For each line in the material below that holds "screenshot", copy that line.

Records to process:
Start of Block
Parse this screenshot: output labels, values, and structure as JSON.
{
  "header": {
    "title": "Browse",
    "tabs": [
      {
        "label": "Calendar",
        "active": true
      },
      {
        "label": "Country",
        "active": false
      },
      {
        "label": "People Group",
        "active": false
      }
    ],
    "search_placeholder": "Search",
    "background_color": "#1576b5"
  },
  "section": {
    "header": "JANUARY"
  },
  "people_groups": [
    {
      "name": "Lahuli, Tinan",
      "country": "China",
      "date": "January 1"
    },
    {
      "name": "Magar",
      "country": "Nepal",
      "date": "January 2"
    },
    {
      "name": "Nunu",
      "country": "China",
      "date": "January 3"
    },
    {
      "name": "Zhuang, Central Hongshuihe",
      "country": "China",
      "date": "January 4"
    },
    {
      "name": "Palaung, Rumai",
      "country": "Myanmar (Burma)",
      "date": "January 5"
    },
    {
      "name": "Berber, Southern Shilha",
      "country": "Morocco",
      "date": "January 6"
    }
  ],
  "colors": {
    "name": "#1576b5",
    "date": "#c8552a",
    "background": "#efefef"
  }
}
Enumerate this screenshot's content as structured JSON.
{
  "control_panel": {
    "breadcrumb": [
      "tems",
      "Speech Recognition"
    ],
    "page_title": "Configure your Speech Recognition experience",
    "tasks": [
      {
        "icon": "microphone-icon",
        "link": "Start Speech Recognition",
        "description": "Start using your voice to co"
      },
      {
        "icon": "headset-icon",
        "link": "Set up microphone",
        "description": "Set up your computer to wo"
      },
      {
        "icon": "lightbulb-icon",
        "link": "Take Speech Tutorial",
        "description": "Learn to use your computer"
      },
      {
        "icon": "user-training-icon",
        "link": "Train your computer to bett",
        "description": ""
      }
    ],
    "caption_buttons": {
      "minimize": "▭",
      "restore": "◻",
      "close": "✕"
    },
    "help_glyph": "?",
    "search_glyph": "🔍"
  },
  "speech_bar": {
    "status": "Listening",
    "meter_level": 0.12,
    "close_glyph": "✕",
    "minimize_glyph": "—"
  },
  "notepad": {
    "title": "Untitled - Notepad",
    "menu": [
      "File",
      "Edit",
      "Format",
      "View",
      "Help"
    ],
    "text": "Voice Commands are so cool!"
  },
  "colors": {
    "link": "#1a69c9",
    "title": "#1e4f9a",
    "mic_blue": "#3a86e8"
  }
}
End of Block
Your solution:
Parse this screenshot: output labels, values, and structure as JSON.
Enumerate this screenshot's content as structured JSON.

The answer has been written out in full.